Rising unemployment taxes could hinder small biz hiring
WASHINGTON — As if small businesses needed another reason not to hire, consider their latest financial burden: The cost of rising unemployment itself.
Employers already are squeezed by tight credit, rising health care costs, wary consumers and a higher minimum wage. Now, the surging jobless rate is imposing another cost. It’s forcing higher state taxes on companies to pay for unemployment insurance claims.
Some employers say the extra costs make them less likely to hire. That could be a worrisome sign for the economic recovery, because small businesses create about 60 percent of new jobs. Other employers say they’ll cut or freeze pay.
Chuck Ferrar, who owns a liquor store in Annapolis, Md., expects to pay $9,000 in unemployment taxes next year, up from $3,000 this year. Health care costs for his employees will rise by $8,000, or 17.5 percent. “When you start adding this up, it turns into real money,” he said. “If I lose an employee through attrition, I will not replace him. You can’t afford to do it.”
Sam Schlosser, owner of Plymouth Foundry Inc. in Plymouth, Ind., said his unemployment tax bill could double next year. Revenue at the family-owned company, which makes iron castings for machine parts, has fallen about 50 percent, he said. In case of higher taxes, his company may have to consider layoffs, he said.
Marjorie Feldman-Wood, president of Al’s Beverages in East Windsor, Conn., which makes soda fountain syrup, said higher taxes would make pay raises less likely. Connecticut is borrowing from the federal government, and employers fear the state will have to raise taxes soon to repay the loan. “There’s only so much money at the end of the day,” she said.
Bruce Meyer, a University of Chicago economics professor, said his studies show that higher unemployment taxes usually lead to lower pay for employees.
Behind the trend are widespread layoffs.
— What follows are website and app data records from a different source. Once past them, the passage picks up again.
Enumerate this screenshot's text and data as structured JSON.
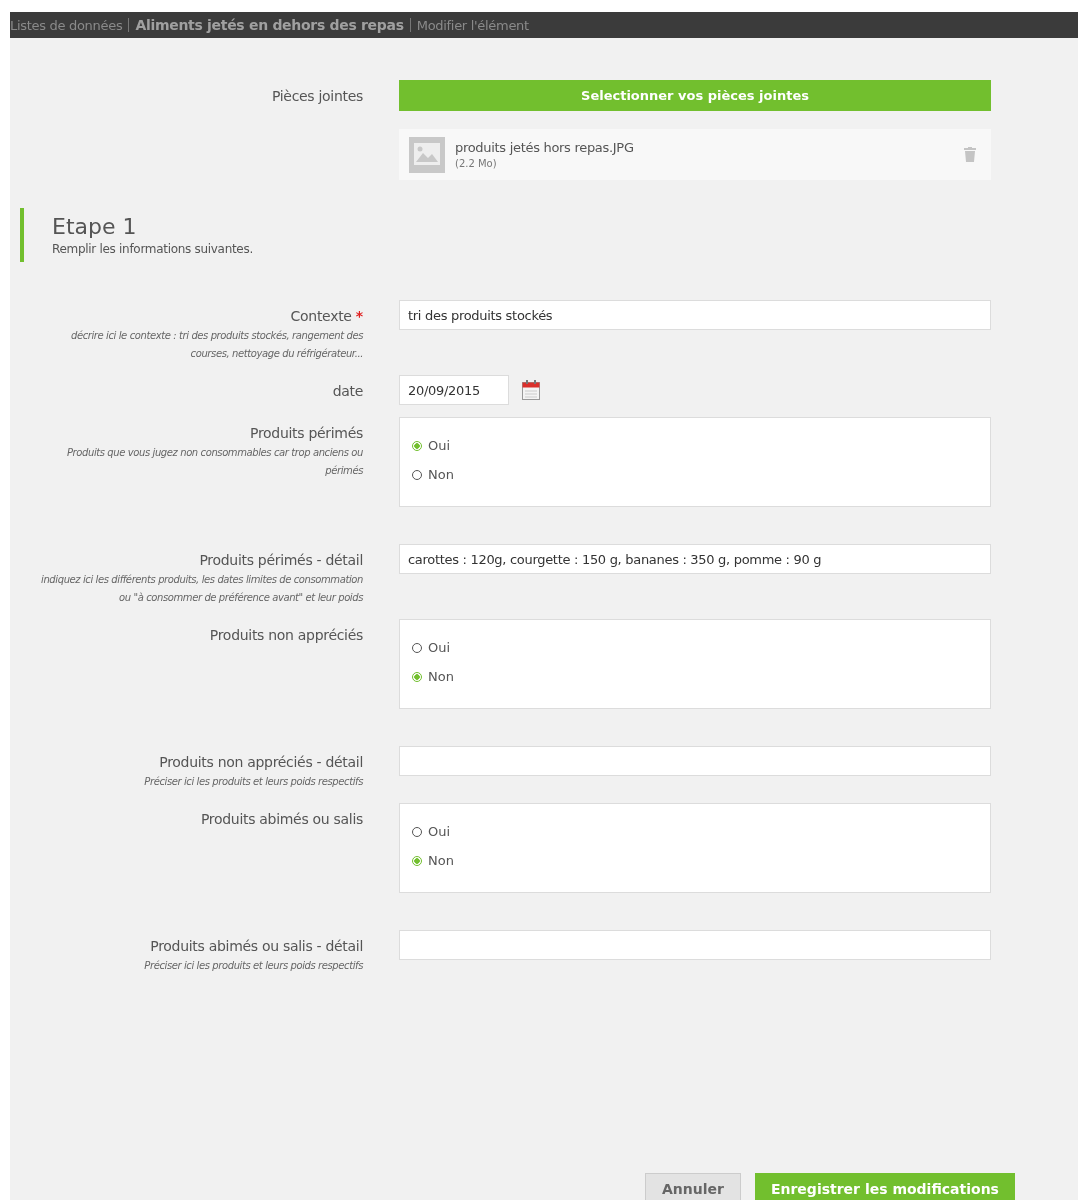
{
  "breadcrumb": [
    {
      "text": "Listes de données",
      "kind": "link"
    },
    {
      "text": "Aliments jetés en dehors des repas",
      "kind": "current"
    },
    {
      "text": "Modifier l'élément",
      "kind": "link"
    }
  ],
  "attachments": {
    "label": "Pièces jointes",
    "button": "Selectionner vos pièces jointes",
    "files": [
      {
        "name": "produits jetés hors repas.JPG",
        "size": "(2.2 Mo)"
      }
    ]
  },
  "step": {
    "title": "Etape 1",
    "subtitle": "Remplir les informations suivantes."
  },
  "fields": [
    {
      "kind": "text",
      "label": "Contexte",
      "required_mark": "*",
      "hint": "décrire ici le contexte : tri des produits stockés, rangement des courses, nettoyage du réfrigérateur...",
      "value": "tri des produits stockés"
    },
    {
      "kind": "date",
      "label": "date",
      "value": "20/09/2015"
    },
    {
      "kind": "radio",
      "label": "Produits périmés",
      "hint": "Produits que vous jugez non consommables car trop anciens ou périmés",
      "options": [
        {
          "label": "Oui",
          "selected": true
        },
        {
          "label": "Non",
          "selected": false
        }
      ]
    },
    {
      "kind": "text",
      "label": "Produits périmés - détail",
      "hint": "indiquez ici les différents produits, les dates limites de consommation ou \"à consommer de préférence avant\" et leur poids",
      "value": "carottes : 120g, courgette : 150 g, bananes : 350 g, pomme : 90 g"
    },
    {
      "kind": "radio",
      "label": "Produits non appréciés",
      "options": [
        {
          "label": "Oui",
          "selected": false
        },
        {
          "label": "Non",
          "selected": true
        }
      ]
    },
    {
      "kind": "text",
      "label": "Produits non appréciés - détail",
      "hint": "Préciser ici les produits et leurs poids respectifs"
    },
    {
      "kind": "radio",
      "label": "Produits abimés ou salis",
      "options": [
        {
          "label": "Oui",
          "selected": false
        },
        {
          "label": "Non",
          "selected": true
        }
      ]
    },
    {
      "kind": "text",
      "label": "Produits abimés ou salis - détail",
      "hint": "Préciser ici les produits et leurs poids respectifs"
    }
  ],
  "buttons": [
    {
      "label": "Annuler",
      "kind": "secondary"
    },
    {
      "label": "Enregistrer les modifications",
      "kind": "primary"
    }
  ]
}
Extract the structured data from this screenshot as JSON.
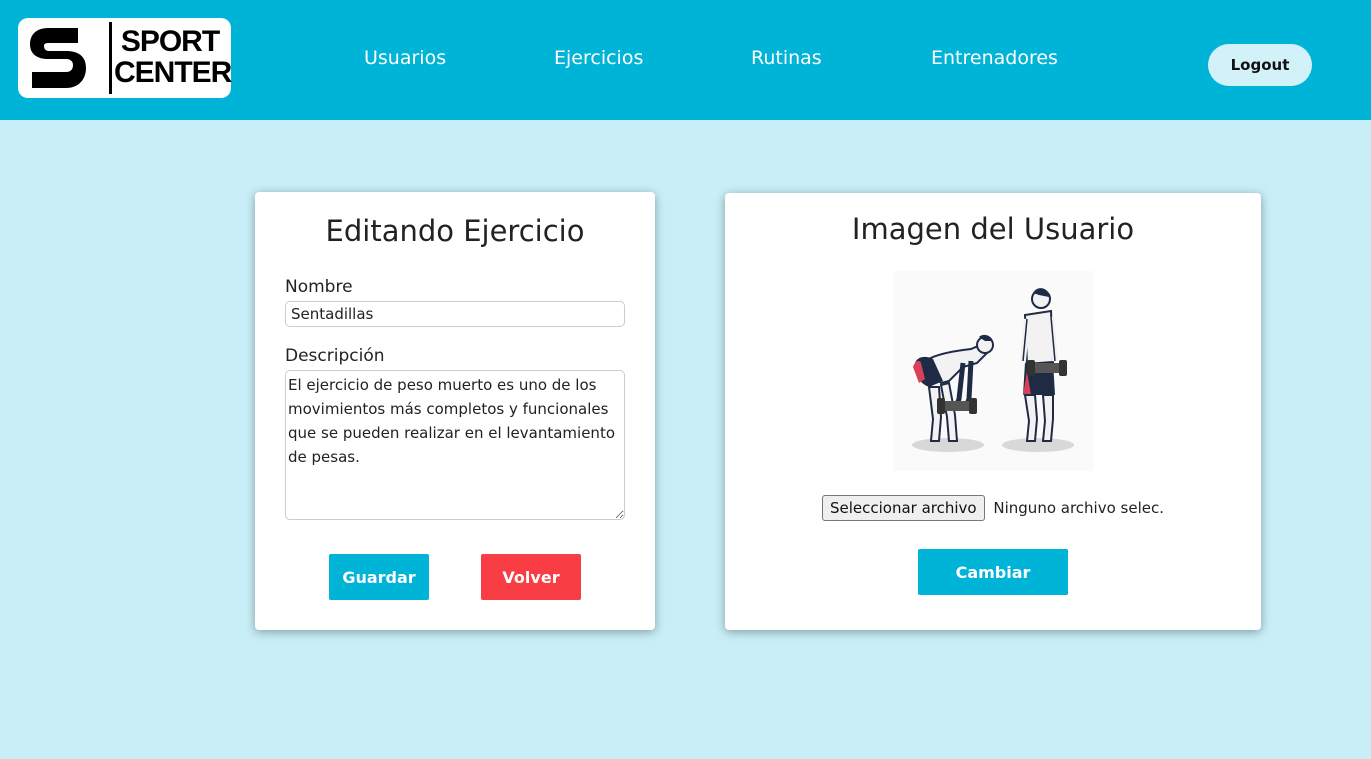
{
  "brand": {
    "line1": "SPORT",
    "line2": "CENTER"
  },
  "nav": {
    "items": [
      {
        "label": "Usuarios"
      },
      {
        "label": "Ejercicios"
      },
      {
        "label": "Rutinas"
      },
      {
        "label": "Entrenadores"
      }
    ],
    "logout_label": "Logout"
  },
  "edit_form": {
    "title": "Editando Ejercicio",
    "name_label": "Nombre",
    "name_value": "Sentadillas",
    "description_label": "Descripción",
    "description_value": "El ejercicio de peso muerto es uno de los movimientos más completos y funcionales que se pueden realizar en el levantamiento de pesas.",
    "save_label": "Guardar",
    "back_label": "Volver"
  },
  "image_panel": {
    "title": "Imagen del Usuario",
    "image_icon": "deadlift-illustration",
    "file_button_label": "Seleccionar archivo",
    "file_status": "Ninguno archivo selec.",
    "change_label": "Cambiar"
  },
  "colors": {
    "navbar": "#00b4d8",
    "background": "#c8eff7",
    "primary_button": "#00b4d8",
    "danger_button": "#f93d44"
  }
}
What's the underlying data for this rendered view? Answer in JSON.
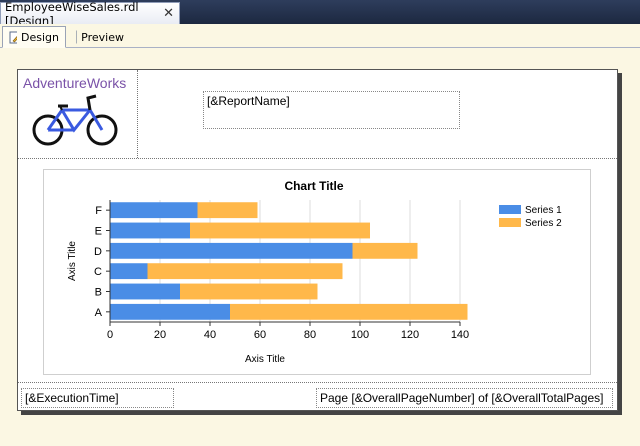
{
  "tab": {
    "title": "EmployeeWiseSales.rdl [Design]",
    "close": "✕"
  },
  "viewtabs": {
    "design": "Design",
    "preview": "Preview"
  },
  "report": {
    "logo_text": "AdventureWorks",
    "report_name": "[&ReportName]",
    "execution_time": "[&ExecutionTime]",
    "page_number": "Page [&OverallPageNumber] of [&OverallTotalPages]"
  },
  "colors": {
    "series1": "#4a8de6",
    "series2": "#ffb84a"
  },
  "chart_data": {
    "type": "bar",
    "orientation": "horizontal",
    "title": "Chart Title",
    "xlabel": "Axis Title",
    "ylabel": "Axis Title",
    "categories": [
      "A",
      "B",
      "C",
      "D",
      "E",
      "F"
    ],
    "series": [
      {
        "name": "Series 1",
        "values": [
          48,
          28,
          15,
          97,
          32,
          35
        ]
      },
      {
        "name": "Series 2",
        "values": [
          95,
          55,
          78,
          26,
          72,
          24
        ]
      }
    ],
    "stacked": true,
    "xlim": [
      0,
      140
    ],
    "xticks": [
      0,
      20,
      40,
      60,
      80,
      100,
      120,
      140
    ],
    "grid": "vertical",
    "legend": "top-right"
  }
}
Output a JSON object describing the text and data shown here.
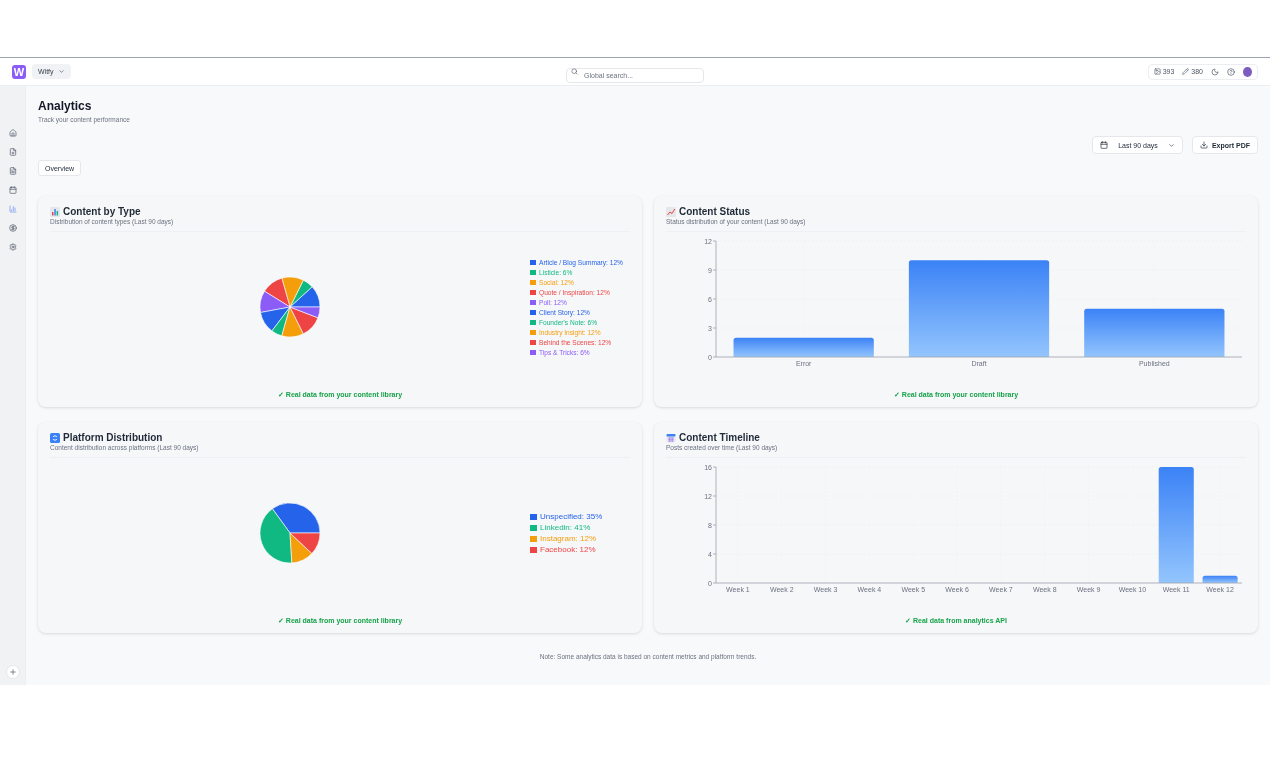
{
  "topbar": {
    "logo": "W",
    "workspace": "Witfy",
    "search": {
      "placeholder": "Global search..."
    },
    "stats": [
      {
        "kind": "images",
        "value": "393"
      },
      {
        "kind": "edits",
        "value": "380"
      }
    ]
  },
  "sidebar": {
    "items": [
      {
        "kind": "home",
        "selected": false
      },
      {
        "kind": "file-plus",
        "selected": false
      },
      {
        "kind": "file-text",
        "selected": false
      },
      {
        "kind": "calendar",
        "selected": false
      },
      {
        "kind": "chart",
        "selected": true
      },
      {
        "kind": "coin",
        "selected": false
      },
      {
        "kind": "settings",
        "selected": false
      }
    ]
  },
  "header": {
    "title": "Analytics",
    "subtitle": "Track your content performance"
  },
  "controls": {
    "range": "Last 90 days",
    "export": "Export PDF"
  },
  "tabs": [
    {
      "label": "Overview",
      "selected": true
    }
  ],
  "cards": [
    {
      "title": "Content by Type",
      "subtitle": "Distribution of content types (Last 90 days)",
      "chart_data": {
        "type": "pie",
        "values": [
          12,
          6,
          12,
          12,
          12,
          12,
          6,
          12,
          12,
          6
        ]
      },
      "legend": [
        {
          "label": "Article / Blog Summary: 12%",
          "color": "#2563eb"
        },
        {
          "label": "Listicle: 6%",
          "color": "#10b981"
        },
        {
          "label": "Social: 12%",
          "color": "#f59e0b"
        },
        {
          "label": "Quote / Inspiration: 12%",
          "color": "#ef4444"
        },
        {
          "label": "Poll: 12%",
          "color": "#8b5cf6"
        },
        {
          "label": "Client Story: 12%",
          "color": "#2563eb"
        },
        {
          "label": "Founder's Note: 6%",
          "color": "#10b981"
        },
        {
          "label": "Industry Insight: 12%",
          "color": "#f59e0b"
        },
        {
          "label": "Behind the Scenes: 12%",
          "color": "#ef4444"
        },
        {
          "label": "Tips & Tricks: 6%",
          "color": "#8b5cf6"
        }
      ],
      "footnote": "✓ Real data from your content library"
    },
    {
      "title": "Content Status",
      "subtitle": "Status distribution of your content (Last 90 days)",
      "chart_data": {
        "type": "bar",
        "categories": [
          "Error",
          "Draft",
          "Published"
        ],
        "values": [
          2,
          10,
          5
        ],
        "ylim": [
          0,
          12
        ],
        "yticks": [
          0,
          3,
          6,
          9,
          12
        ]
      },
      "footnote": "✓ Real data from your content library"
    },
    {
      "title": "Platform Distribution",
      "subtitle": "Content distribution across platforms (Last 90 days)",
      "chart_data": {
        "type": "pie",
        "values": [
          35,
          41,
          12,
          12
        ]
      },
      "legend": [
        {
          "label": "Unspecified: 35%",
          "color": "#2563eb"
        },
        {
          "label": "Linkedin: 41%",
          "color": "#10b981"
        },
        {
          "label": "Instagram: 12%",
          "color": "#f59e0b"
        },
        {
          "label": "Facebook: 12%",
          "color": "#ef4444"
        }
      ],
      "footnote": "✓ Real data from your content library"
    },
    {
      "title": "Content Timeline",
      "subtitle": "Posts created over time (Last 90 days)",
      "chart_data": {
        "type": "bar",
        "categories": [
          "Week 1",
          "Week 2",
          "Week 3",
          "Week 4",
          "Week 5",
          "Week 6",
          "Week 7",
          "Week 8",
          "Week 9",
          "Week 10",
          "Week 11",
          "Week 12"
        ],
        "values": [
          0,
          0,
          0,
          0,
          0,
          0,
          0,
          0,
          0,
          0,
          16,
          1
        ],
        "ylim": [
          0,
          16
        ],
        "yticks": [
          0,
          4,
          8,
          12,
          16
        ]
      },
      "footnote": "✓ Real data from analytics API"
    }
  ],
  "note": "Note: Some analytics data is based on content metrics and platform trends."
}
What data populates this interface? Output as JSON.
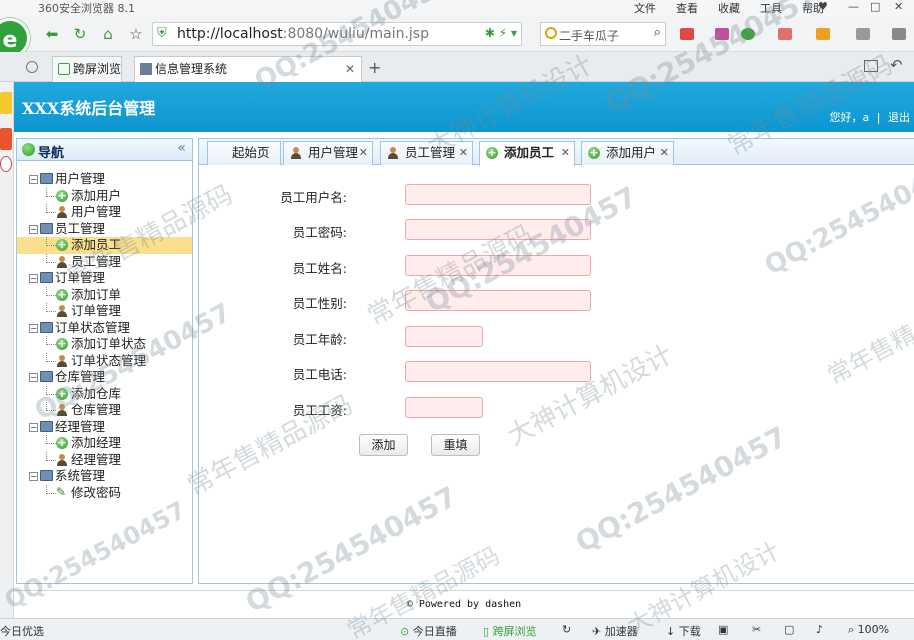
{
  "browser": {
    "app_title": "360安全浏览器 8.1",
    "menu": [
      "文件",
      "查看",
      "收藏",
      "工具",
      "帮助"
    ],
    "url_host": "http://localhost",
    "url_rest": ":8080/wuliu/main.jsp",
    "search_text": "二手车瓜子",
    "tabs": [
      {
        "label": "跨屏浏览"
      },
      {
        "label": "信息管理系统",
        "active": true
      }
    ]
  },
  "app": {
    "title": "XXX系统后台管理",
    "greeting": "您好，a",
    "logout": "退出"
  },
  "nav": {
    "title": "导航",
    "groups": [
      {
        "label": "用户管理",
        "children": [
          {
            "label": "添加用户",
            "icon": "add-icon"
          },
          {
            "label": "用户管理",
            "icon": "user-icon"
          }
        ]
      },
      {
        "label": "员工管理",
        "children": [
          {
            "label": "添加员工",
            "icon": "add-icon",
            "selected": true
          },
          {
            "label": "员工管理",
            "icon": "user-icon"
          }
        ]
      },
      {
        "label": "订单管理",
        "children": [
          {
            "label": "添加订单",
            "icon": "add-icon"
          },
          {
            "label": "订单管理",
            "icon": "user-icon"
          }
        ]
      },
      {
        "label": "订单状态管理",
        "children": [
          {
            "label": "添加订单状态",
            "icon": "add-icon"
          },
          {
            "label": "订单状态管理",
            "icon": "user-icon"
          }
        ]
      },
      {
        "label": "仓库管理",
        "children": [
          {
            "label": "添加仓库",
            "icon": "add-icon"
          },
          {
            "label": "仓库管理",
            "icon": "user-icon"
          }
        ]
      },
      {
        "label": "经理管理",
        "children": [
          {
            "label": "添加经理",
            "icon": "add-icon"
          },
          {
            "label": "经理管理",
            "icon": "user-icon"
          }
        ]
      },
      {
        "label": "系统管理",
        "children": [
          {
            "label": "修改密码",
            "icon": "pencil-icon"
          }
        ]
      }
    ]
  },
  "content_tabs": [
    {
      "label": "起始页",
      "icon": "",
      "closable": false
    },
    {
      "label": "用户管理",
      "icon": "user-icon",
      "closable": true
    },
    {
      "label": "员工管理",
      "icon": "user-icon",
      "closable": true
    },
    {
      "label": "添加员工",
      "icon": "add-icon",
      "closable": true,
      "active": true
    },
    {
      "label": "添加用户",
      "icon": "add-icon",
      "closable": true
    }
  ],
  "form": {
    "fields": [
      {
        "label": "员工用户名:",
        "value": "",
        "size": "long"
      },
      {
        "label": "员工密码:",
        "value": "",
        "size": "long"
      },
      {
        "label": "员工姓名:",
        "value": "",
        "size": "long"
      },
      {
        "label": "员工性别:",
        "value": "",
        "size": "long"
      },
      {
        "label": "员工年龄:",
        "value": "",
        "size": "short"
      },
      {
        "label": "员工电话:",
        "value": "",
        "size": "long"
      },
      {
        "label": "员工工资:",
        "value": "",
        "size": "short"
      }
    ],
    "submit_label": "添加",
    "reset_label": "重填"
  },
  "footer": {
    "powered": "© Powered by dashen"
  },
  "statusbar": {
    "left": "今日优选",
    "live": "今日直播",
    "cross": "跨屏浏览",
    "accelerator": "加速器",
    "download": "下载",
    "zoom": "100%"
  },
  "watermarks": [
    "QQ:254540457",
    "大神计算机设计",
    "常年售精品源码"
  ],
  "colors": {
    "header_blue": "#0c96d0",
    "input_pink": "#ffeced",
    "selected_yellow": "#fbdf8c"
  }
}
The number of people claiming jobless aid has tripled since the recession began. The demand has drained the funds that many states use to pay jobless claims. Nearly half the states are borrowing from the federal government.
Now the bills are coming due. States reset their unemployment insurance taxes at the end of each year, and 33 states will raise them next year, according to the National Association of State Workforce Agencies. The states’ tax revenue in the last fiscal year fell $42 billion short of what’s needed for unemployment aid.
Most of the tax increases are being triggered by laws requiring higher taxes to make up for a decline in state funds to pay for benefits. In some cases, cuts in jobless aid are required, too.
Florida’s minimum unemployment tax, for instance, will skyrocket next year to $100.30 per employee from $8.40. The maximum will rise to $459 per worker from $378. Like most states, Florida taxes companies more if they’ve recently laid off workers who draw benefits.
Hawaii will raise its average unemployment tax 10-fold next year, from about $90 per employee to more than $1,000. And Maryland’s minimum tax will more than triple from $51 per employee to $187. Its maximum will jump from $765 to nearly $1,150.
Federal law requires states to build up unemployment insurance trust funds in good times so they can pay benefits during downturns. The idea is to avoid having to raise taxes or cut benefits in a recession.
But the severity of this recession has bankrupted many states’ trust funds and forced them to borrow from the federal government. States eventually must pay back the loans. Otherwise, the federal government can raise taxes on their businesses.
The tax increases will have “a small, negative effect on hiring” because they will raise employers’ costs, said Wayne Vroman, an economist at the liberal Urban Institute.
Contributing to the problem is that many states cut their unemployment taxes earlier this decade when the economy was healthier. That left them unprepared for the waves of layoffs that began last fall. Some experts say business groups pushed for the cuts and set the stage for tax increases.
States have been swamped by a jump in recipients, from 2.8 million in May 2008 to nearly 9 million now.
The federal government is paying for about 4 million of those beneficiaries. These people exhausted the 26 weeks states typically provide and are receiving extended federal benefits. The unemployed can get up to 73 weeks of extra aid, for a total of 99 weeks, the longest extension on record.
AP Writers Deanna Martin in Indianapolis, Bill Kazcor in Tallahassee, Mark Niesse in Honolulu, Melinda Deslatte in Baton Rouge, Jim Davenport in Columbia contributed to this report.